(A) 15 seconds

(B) 75 seconds

(C) 2 minutes

(D) 3 minutes

(E) 15 minutes

Two boats meet up in a lake, and after the captains share sandwiches, head off in different directions. The motorboat heads directly east at a rate of 36 miles per hour, and the sailboat goes north at a rate of 15 miles per hour. If both boats continue traveling in straight lines, how far apart will they be in 2 hours?

(A) 21 miles

(B) 39 miles

(C) 51 miles

(D) 78 miles

(E) 100 miles

Alexis walked at a rate of 3 miles per hour for 20 minutes and then stopped to talk on the phone for 16 minutes. After her phone conversation, Alexis walked at a rate of 5 miles per hour for the remainder of the hour. What was Alexis’s average speed over the hour?

(A) 2 mph

(B) 2.5 mph

(C) 3 mph

(D) 3.5 mph

(E) 4 mph

Now check your answers:

**A.**15 secondsYou know that both James and Kat are walking for the same length of time, and you want to know what that time is, so for the moment, just call it

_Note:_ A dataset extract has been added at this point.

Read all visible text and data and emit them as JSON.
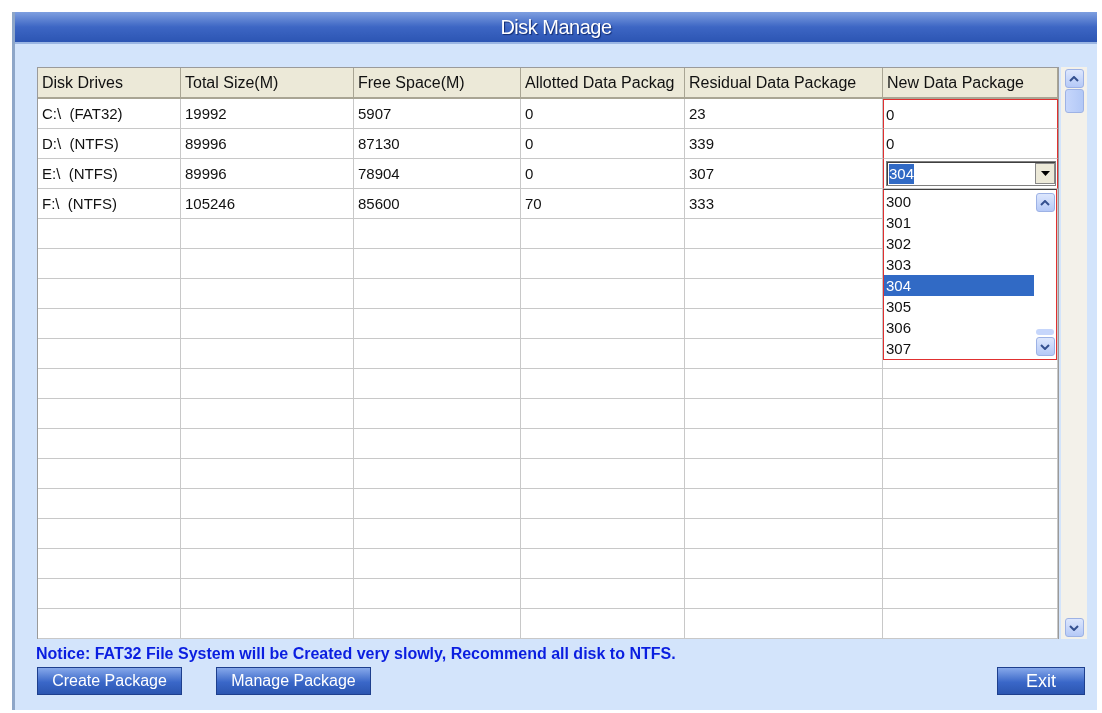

*t.*James will walk (8 feet/second) x*t*feet (rate x time), and Kat will walk (12 feet/second) x*t*feet. Together, they walk 300 feet, so you know that 8*t*+ 12*t*= 300.Add together like terms and you get 20

*t*= 300, and when you divide you see that*t*= 15. You can think about units by remembering that you’re dividing 300 feet by 20 feet/second, which works out to 15 seconds. Choice (A) is your answer.**D.**78 milesRTD and right triangles? You can do it! Draw yourself a picture first.

You know that each boat is traveling for 2 hours, so you can use RTD to determine how far each has traveled: 30 miles for the sailboat and 72 miles for the motorboat. Now all you need to do is apply the Pythagorean theorem to figure out how far apart the boats are: 30

^{2}^{ }+ 72^{2}=*d*^{2}; 900 + 5184 =*d*^{2};*d*= 78 miles apart, Choice (D).**C.**3 mphTo find Alexis’s average speed, you first need to find the total distance she traveled and the total time that she was traveling (these both include the time that she was stopped!). For the first part of her trip, Alexis traveled for 20 minutes, or 1/3 of an hour, at a rate of 3 miles per hour.

Using RTD, you can see that she traveled 1 mile during those first 20 minutes. Alexis didn’t make forward progress during her phone conversation, so you know that she spent the first 36 minutes going 1 mile. In the remaining 24 minutes (60 – 36 = 24 minutes) of the hour, Alexis walked at a rate of 5 miles per hour.

24 minutes out of 60 is the same as 2/5 of an hour. Using RTD, (2/5) x 5 = 2 miles of travel during the last 24 minutes, for a total of 3 miles in 60 minutes. This makes Alexis’s average speed 3 miles per hour, Choice (C).